Most people mean nine states are not putting enough money away for retirement. I think a lot of people are relying on Social Security, but most of them don’t understand that as people live longer their Social Security benefits are going to be less and less. The government isn’t going to vitiate social security away from everyone, but they will reduce the benefits in order to keep it solvent.
Because of this it’s increasingly becoming important to make sure you have some type of retirement plan. And one of the reasons that a lot of people don’t put money into their retirement accounts is because they may need it for unexpected expenses in the future. Obviously a diversified strategy will give you the best financial outcome. You need to put some money and your time accounts but you also need to keep money in accounts that you can access easily and quickly.
By understanding the different types of retirement accounts and their tax implications you can position yourself for fast access to cash when necessary while minimizing your tax burden and doing your best to prepare for retirement.
Roth IRAs have some in damages but many people overlook. A Roth IRA allows you to put money in after tax and keeps the amount he grows as non-taxable income when you take it out in retirement. This has an interesting side effect. The money you put in originally into a Roth IRA is still available to you tax-free because you already paid taxes on it. Unlike a traditional IRA you can take out the money originally put in without triggering any type of penalty or fee. This can give you quite a bit of flexibility if you may need access to cash in the future but want to maximize your retirement investment. Not only do they give you the ability to get at a certain amount of money from your retirement funds without triggering any type of tax, it also put you in the best position for growth. If you’re investing early on the amount your retirement account grows is probably going to be significantly more than the amount you originally put in. This protects the larger amount from future taxes at the expense of paying taxes on the smaller amount now. For most people in the first half of their career this is a very good strategy.
There is one situation where you will not be able to get at your original mill investment in a Roth IRA without triggering any type of taxes or fees. When you roll money over from a traditional IRA to a Roth IRA there is a waiting period–you can’t take out the original amount for five years without generating some type of fee. Even though you pay taxes on the amount when you roll it over this is a special case where the rollover amount is not treated the same as it would be if it were money you put in directly to the Roth IRA.
This means that you expect to need access to your IRA funds at some point in the future you need to do the conversion from a traditional IRA to a Roth IRA five years in advance of the time that you will need the money.

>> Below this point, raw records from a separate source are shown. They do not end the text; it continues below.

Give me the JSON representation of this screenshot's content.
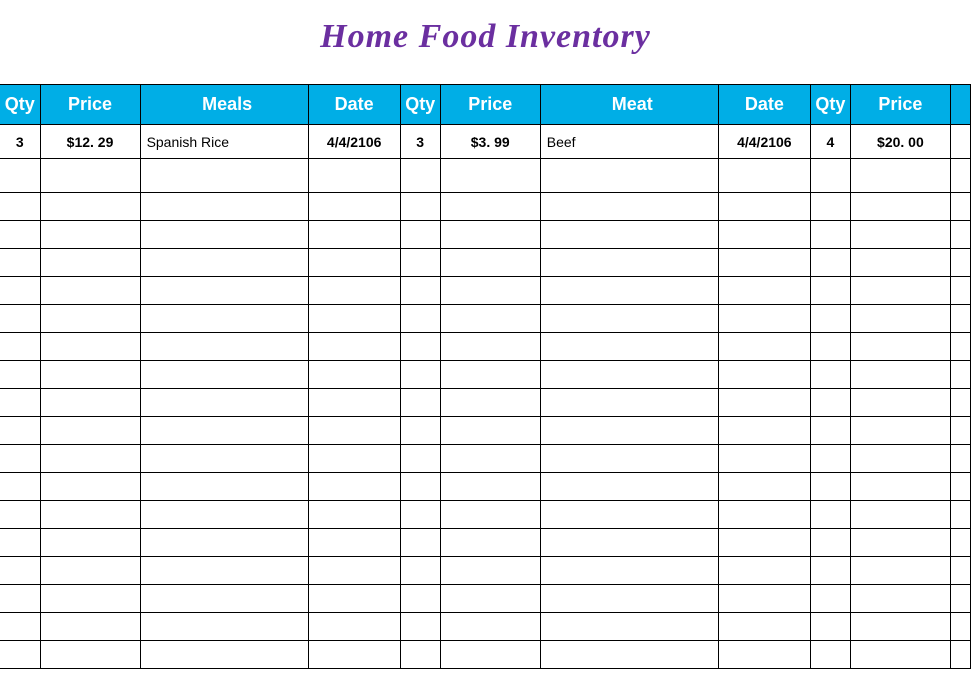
{
  "title": "Home Food Inventory",
  "headers": {
    "qty1": "Qty",
    "price1": "Price",
    "meals": "Meals",
    "date1": "Date",
    "qty2": "Qty",
    "price2": "Price",
    "meat": "Meat",
    "date2": "Date",
    "qty3": "Qty",
    "price3": "Price"
  },
  "row": {
    "qty1": "3",
    "price1": "$12. 29",
    "meals": "Spanish Rice",
    "date1": "4/4/2106",
    "qty2": "3",
    "price2": "$3. 99",
    "meat": "Beef",
    "date2": "4/4/2106",
    "qty3": "4",
    "price3": "$20. 00"
  },
  "empty_rows": 17
}
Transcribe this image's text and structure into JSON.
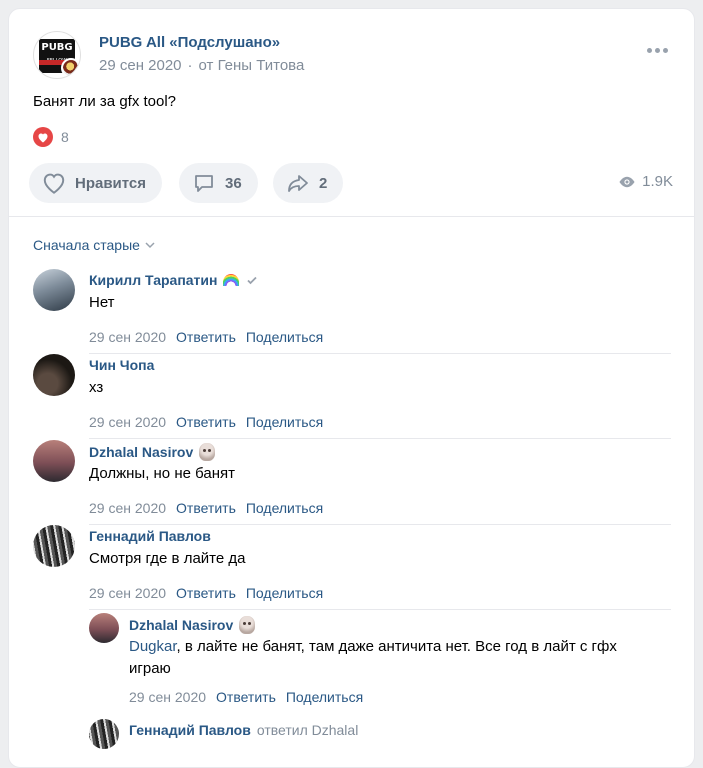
{
  "post": {
    "group_name": "PUBG All «Подслушано»",
    "date": "29 сен 2020",
    "author": "от Гены Титова",
    "avatar_logo": "PUBG",
    "avatar_sub": "FELLOW",
    "text": "Банят ли за gfx tool?",
    "likes_count": "8",
    "actions": {
      "like_label": "Нравится",
      "comments_count": "36",
      "shares_count": "2",
      "views": "1.9K"
    }
  },
  "comments": {
    "sort_label": "Сначала старые",
    "items": [
      {
        "name": "Кирилл Тарапатин",
        "text": "Нет",
        "date": "29 сен 2020",
        "reply": "Ответить",
        "share": "Поделиться",
        "avatar_color": "#6b7a89"
      },
      {
        "name": "Чин Чопа",
        "text": "хз",
        "date": "29 сен 2020",
        "reply": "Ответить",
        "share": "Поделиться",
        "avatar_color": "#2b2420"
      },
      {
        "name": "Dzhalal Nasirov",
        "text": "Должны, но не банят",
        "date": "29 сен 2020",
        "reply": "Ответить",
        "share": "Поделиться",
        "avatar_color": "#8a5d5a"
      },
      {
        "name": "Геннадий Павлов",
        "text": "Смотря где в лайте да",
        "date": "29 сен 2020",
        "reply": "Ответить",
        "share": "Поделиться",
        "avatar_color": "#444"
      }
    ],
    "nested": [
      {
        "name": "Dzhalal Nasirov",
        "mention": "Dugkar",
        "text_line1": ", в лайте не банят, там даже античита нет. Все год в лайт с гфх",
        "text_line2": "играю",
        "date": "29 сен 2020",
        "reply": "Ответить",
        "share": "Поделиться"
      },
      {
        "name": "Геннадий Павлов",
        "replied": "ответил Dzhalal"
      }
    ]
  },
  "colors": {
    "link": "#2a5885",
    "muted": "#818c99",
    "like_red": "#e64646"
  },
  "icons": [
    "more-icon",
    "heart-icon",
    "comment-icon",
    "share-icon",
    "eye-icon",
    "chevron-down-icon",
    "verified-icon",
    "rainbow-emoji",
    "face-emoji"
  ]
}
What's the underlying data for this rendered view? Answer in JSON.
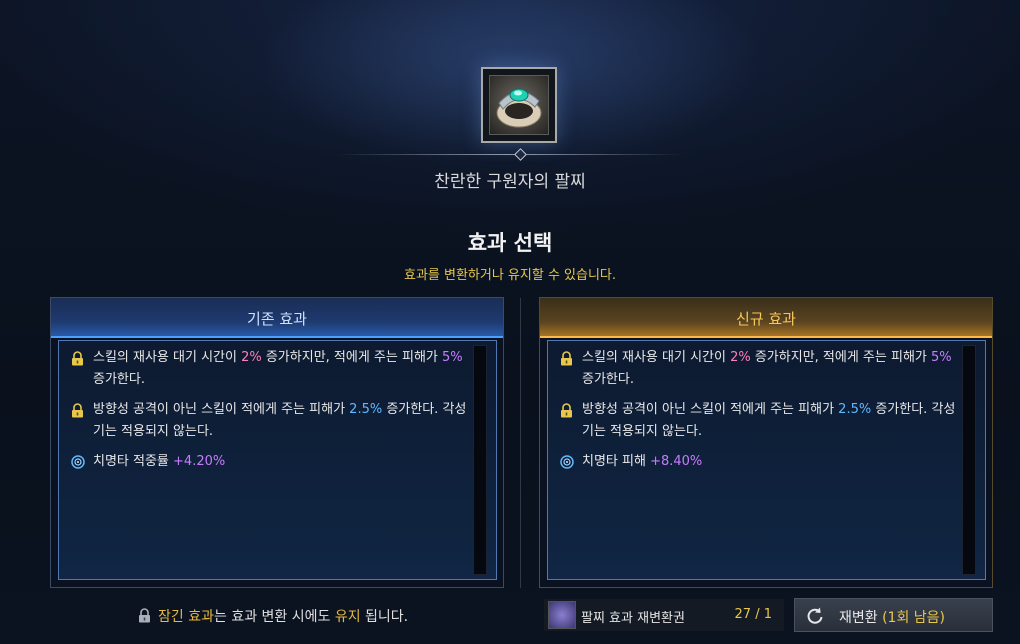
{
  "item": {
    "name": "찬란한 구원자의 팔찌",
    "icon": "bracelet-icon"
  },
  "selection": {
    "title": "효과 선택",
    "subtitle": "효과를 변환하거나 유지할 수 있습니다."
  },
  "current": {
    "header": "기존 효과",
    "effects": [
      {
        "icon": "lock-icon",
        "part1": "스킬의 재사용 대기 시간이 ",
        "v1": "2%",
        "part2": " 증가하지만, 적에게 주는 피해가 ",
        "v2": "5%",
        "part3": " 증가한다."
      },
      {
        "icon": "lock-icon",
        "part1": "방향성 공격이 아닌 스킬이 적에게 주는 피해가 ",
        "v1": "2.5%",
        "part2": " 증가한다. 각성기는 적용되지 않는다."
      },
      {
        "icon": "stat-swirl-icon",
        "label": "치명타 적중률 ",
        "value": "+4.20%"
      }
    ]
  },
  "new": {
    "header": "신규 효과",
    "effects": [
      {
        "icon": "lock-icon",
        "part1": "스킬의 재사용 대기 시간이 ",
        "v1": "2%",
        "part2": " 증가하지만, 적에게 주는 피해가 ",
        "v2": "5%",
        "part3": " 증가한다."
      },
      {
        "icon": "lock-icon",
        "part1": "방향성 공격이 아닌 스킬이 적에게 주는 피해가 ",
        "v1": "2.5%",
        "part2": " 증가한다. 각성기는 적용되지 않는다."
      },
      {
        "icon": "stat-swirl-icon",
        "label": "치명타 피해 ",
        "value": "+8.40%"
      }
    ]
  },
  "footer": {
    "note_part1": "잠긴 효과",
    "note_part2": "는 효과 변환 시에도 ",
    "note_part3": "유지",
    "note_part4": " 됩니다.",
    "reroll_item_name": "팔찌 효과 재변환권",
    "reroll_item_count": "27 / 1",
    "reroll_button_label": "재변환 ",
    "reroll_button_remaining": "(1회 남음)"
  },
  "colors": {
    "accent_gold": "#e7c84c",
    "current_header": "#2a5fb0",
    "new_header": "#b07a25",
    "value_pink": "#ff7fb8",
    "value_purple": "#c77dff",
    "value_blue": "#5fb8ff"
  }
}
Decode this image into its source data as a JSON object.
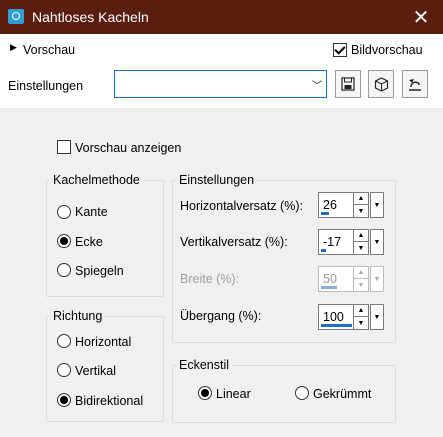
{
  "window": {
    "title": "Nahtloses Kacheln"
  },
  "preview_section": {
    "label": "Vorschau",
    "bild_label": "Bildvorschau",
    "bild_checked": true
  },
  "settings": {
    "label": "Einstellungen",
    "value": ""
  },
  "show_preview": {
    "label": "Vorschau anzeigen",
    "checked": false
  },
  "method": {
    "title": "Kachelmethode",
    "options": [
      {
        "label": "Kante",
        "checked": false
      },
      {
        "label": "Ecke",
        "checked": true
      },
      {
        "label": "Spiegeln",
        "checked": false
      }
    ]
  },
  "direction": {
    "title": "Richtung",
    "options": [
      {
        "label": "Horizontal",
        "checked": false
      },
      {
        "label": "Vertikal",
        "checked": false
      },
      {
        "label": "Bidirektional",
        "checked": true
      }
    ]
  },
  "params": {
    "title": "Einstellungen",
    "fields": [
      {
        "label": "Horizontalversatz (%):",
        "value": "26",
        "fill_percent": 26,
        "disabled": false
      },
      {
        "label": "Vertikalversatz (%):",
        "value": "-17",
        "fill_percent": 17,
        "disabled": false
      },
      {
        "label": "Breite (%):",
        "value": "50",
        "fill_percent": 50,
        "disabled": true
      },
      {
        "label": "Übergang (%):",
        "value": "100",
        "fill_percent": 100,
        "disabled": false
      }
    ]
  },
  "corner": {
    "title": "Eckenstil",
    "options": [
      {
        "label": "Linear",
        "checked": true
      },
      {
        "label": "Gekrümmt",
        "checked": false
      }
    ]
  },
  "icons": {
    "app": "camera-icon",
    "close": "close-icon",
    "save": "save-icon",
    "randomize": "dice-icon",
    "reset": "reset-icon"
  }
}
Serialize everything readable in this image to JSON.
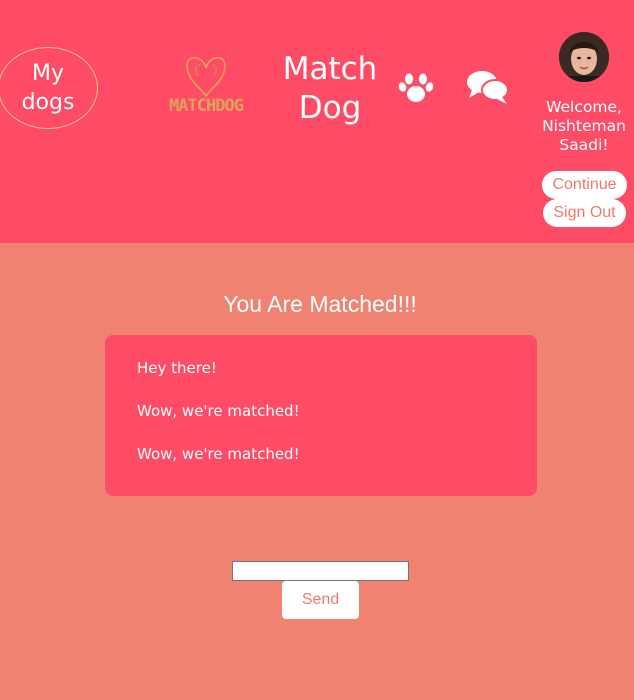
{
  "header": {
    "my_dogs_label": "My dogs",
    "logo_text": "MATCHDOG",
    "brand_title": "Match Dog",
    "paw_icon": "paw-icon",
    "chat_icon": "comments-icon",
    "welcome_text": "Welcome, Nishteman Saadi!",
    "continue_label": "Continue",
    "signout_label": "Sign Out"
  },
  "main": {
    "title": "You Are Matched!!!",
    "messages": [
      "Hey there!",
      "Wow, we're matched!",
      "Wow, we're matched!"
    ],
    "input_value": "",
    "send_label": "Send"
  },
  "colors": {
    "header_bg": "#fe4b66",
    "page_bg": "#f08272",
    "logo_gold": "#e0a25a"
  }
}
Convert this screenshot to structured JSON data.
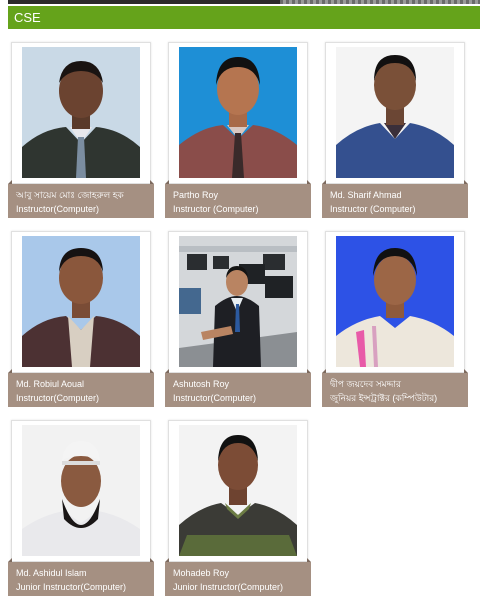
{
  "section": {
    "title": "CSE"
  },
  "staff": [
    {
      "name": "আবু সায়েম মোঃ জোহরুল হক",
      "designation": "Instructor(Computer)"
    },
    {
      "name": "Partho Roy",
      "designation": "Instructor (Computer)"
    },
    {
      "name": "Md. Sharif Ahmad",
      "designation": "Instructor (Computer)"
    },
    {
      "name": "Md. Robiul Aoual",
      "designation": "Instructor(Computer)"
    },
    {
      "name": "Ashutosh Roy",
      "designation": "Instructor(Computer)"
    },
    {
      "name": "দ্বীপ জয়দেব সমদ্দার",
      "designation": "জুনিয়র ইন্সট্রাক্টর (কম্পিউটার)"
    },
    {
      "name": "Md. Ashidul Islam",
      "designation": "Junior Instructor(Computer)"
    },
    {
      "name": "Mohadeb Roy",
      "designation": "Junior Instructor(Computer)"
    }
  ]
}
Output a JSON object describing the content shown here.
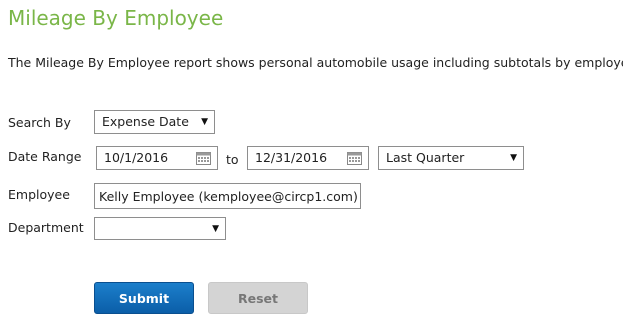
{
  "page": {
    "title": "Mileage By Employee",
    "description": "The Mileage By Employee report shows personal automobile usage including subtotals by employee."
  },
  "form": {
    "search_by": {
      "label": "Search By",
      "value": "Expense Date"
    },
    "date_range": {
      "label": "Date Range",
      "from": "10/1/2016",
      "to_label": "to",
      "to": "12/31/2016",
      "preset": "Last Quarter"
    },
    "employee": {
      "label": "Employee",
      "value": "Kelly Employee (kemployee@circp1.com)"
    },
    "department": {
      "label": "Department",
      "value": ""
    }
  },
  "buttons": {
    "submit": "Submit",
    "reset": "Reset"
  },
  "icons": {
    "dropdown": "chevron-down-icon",
    "calendar": "calendar-icon"
  },
  "colors": {
    "title": "#7ab648",
    "submit": "#0b5ea8",
    "reset": "#d4d4d4"
  }
}
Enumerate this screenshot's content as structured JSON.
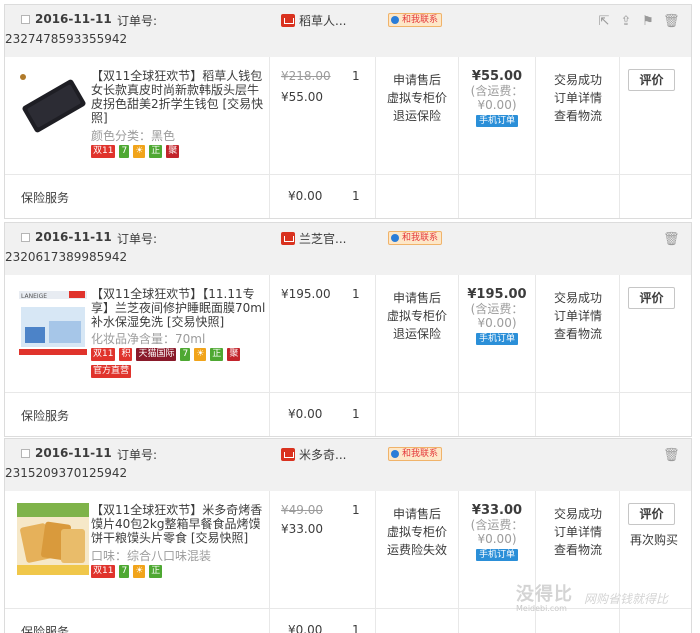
{
  "orders": [
    {
      "date": "2016-11-11",
      "order_label": "订单号:",
      "order_number": "2327478593355942",
      "shop": "稻草人...",
      "contact": "和我联系",
      "title": "【双11全球狂欢节】稻草人钱包女长款真皮时尚新款韩版头层牛皮拐色甜美2折学生钱包 [交易快照]",
      "attr": "颜色分类：黑色",
      "tags": [
        "双11",
        "7",
        "",
        "正",
        "聚"
      ],
      "orig_price": "¥218.00",
      "price": "¥55.00",
      "qty": "1",
      "services": [
        "申请售后",
        "虚拟专柜价",
        "退运保险"
      ],
      "total": "¥55.00",
      "ship": "(含运费：¥0.00)",
      "mobile": "手机订单",
      "status": [
        "交易成功",
        "订单详情",
        "查看物流"
      ],
      "rate": "评价",
      "rebuy": "",
      "ins_label": "保险服务",
      "ins_price": "¥0.00",
      "ins_qty": "1"
    },
    {
      "date": "2016-11-11",
      "order_label": "订单号:",
      "order_number": "2320617389985942",
      "shop": "兰芝官...",
      "contact": "和我联系",
      "title": "【双11全球狂欢节】【11.11专享】兰芝夜间修护睡眠面膜70ml 补水保湿免洗 [交易快照]",
      "attr": "化妆品净含量：70ml",
      "tags": [
        "双11",
        "积",
        "天猫国际",
        "7",
        "",
        "正",
        "聚",
        "官方直营"
      ],
      "orig_price": "",
      "price": "¥195.00",
      "qty": "1",
      "services": [
        "申请售后",
        "虚拟专柜价",
        "退运保险"
      ],
      "total": "¥195.00",
      "ship": "(含运费：¥0.00)",
      "mobile": "手机订单",
      "status": [
        "交易成功",
        "订单详情",
        "查看物流"
      ],
      "rate": "评价",
      "rebuy": "",
      "ins_label": "保险服务",
      "ins_price": "¥0.00",
      "ins_qty": "1"
    },
    {
      "date": "2016-11-11",
      "order_label": "订单号:",
      "order_number": "2315209370125942",
      "shop": "米多奇...",
      "contact": "和我联系",
      "title": "【双11全球狂欢节】米多奇烤香馍片40包2kg整箱早餐食品烤馍饼干粮馍头片零食 [交易快照]",
      "attr": "口味：综合八口味混装",
      "tags": [
        "双11",
        "7",
        "",
        "正"
      ],
      "orig_price": "¥49.00",
      "price": "¥33.00",
      "qty": "1",
      "services": [
        "申请售后",
        "虚拟专柜价",
        "运费险失效"
      ],
      "total": "¥33.00",
      "ship": "(含运费：¥0.00)",
      "mobile": "手机订单",
      "status": [
        "交易成功",
        "订单详情",
        "查看物流"
      ],
      "rate": "评价",
      "rebuy": "再次购买",
      "ins_label": "保险服务",
      "ins_price": "¥0.00",
      "ins_qty": "1"
    }
  ],
  "watermark": {
    "main": "没得比",
    "sub": "Meidebi.com",
    "slogan": "网购省钱就得比"
  },
  "colors": {
    "accent_red": "#e4393c",
    "mobile_blue": "#2b8fd8",
    "header_bg": "#f1f1f1"
  }
}
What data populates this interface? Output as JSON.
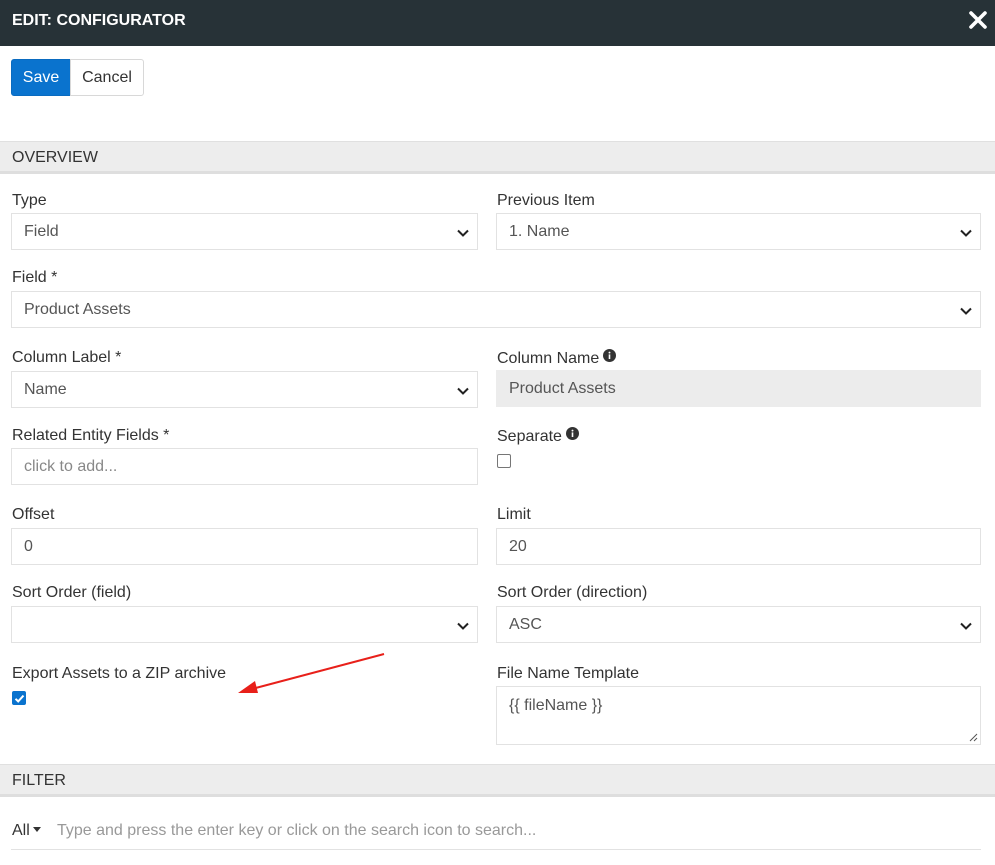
{
  "header": {
    "title": "EDIT: CONFIGURATOR",
    "close_icon": "close-icon"
  },
  "toolbar": {
    "save_label": "Save",
    "cancel_label": "Cancel"
  },
  "sections": {
    "overview": "OVERVIEW",
    "filter": "FILTER"
  },
  "fields": {
    "type": {
      "label": "Type",
      "value": "Field"
    },
    "previous_item": {
      "label": "Previous Item",
      "value": "1. Name"
    },
    "field": {
      "label": "Field *",
      "value": "Product Assets"
    },
    "column_label": {
      "label": "Column Label *",
      "value": "Name"
    },
    "column_name": {
      "label": "Column Name",
      "value": "Product Assets",
      "info_icon": "info-icon"
    },
    "related_entity_fields": {
      "label": "Related Entity Fields *",
      "placeholder": "click to add..."
    },
    "separate": {
      "label": "Separate",
      "checked": false,
      "info_icon": "info-icon"
    },
    "offset": {
      "label": "Offset",
      "value": "0"
    },
    "limit": {
      "label": "Limit",
      "value": "20"
    },
    "sort_order_field": {
      "label": "Sort Order (field)",
      "value": ""
    },
    "sort_order_direction": {
      "label": "Sort Order (direction)",
      "value": "ASC"
    },
    "export_zip": {
      "label": "Export Assets to a ZIP archive",
      "checked": true
    },
    "file_name_template": {
      "label": "File Name Template",
      "value": "{{ fileName }}"
    }
  },
  "filter": {
    "scope": "All",
    "search_placeholder": "Type and press the enter key or click on the search icon to search..."
  },
  "colors": {
    "header_bg": "#273237",
    "primary": "#0a73ce",
    "annotation_arrow": "#e8201a",
    "section_bg": "#ededed"
  }
}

Honestly this type of planning is difficult to do so if there is ever any chance of you needing the money you may want to consider doing a traditional to Roth conversion as soon as possible in order to give yourself the flexibility five years from now.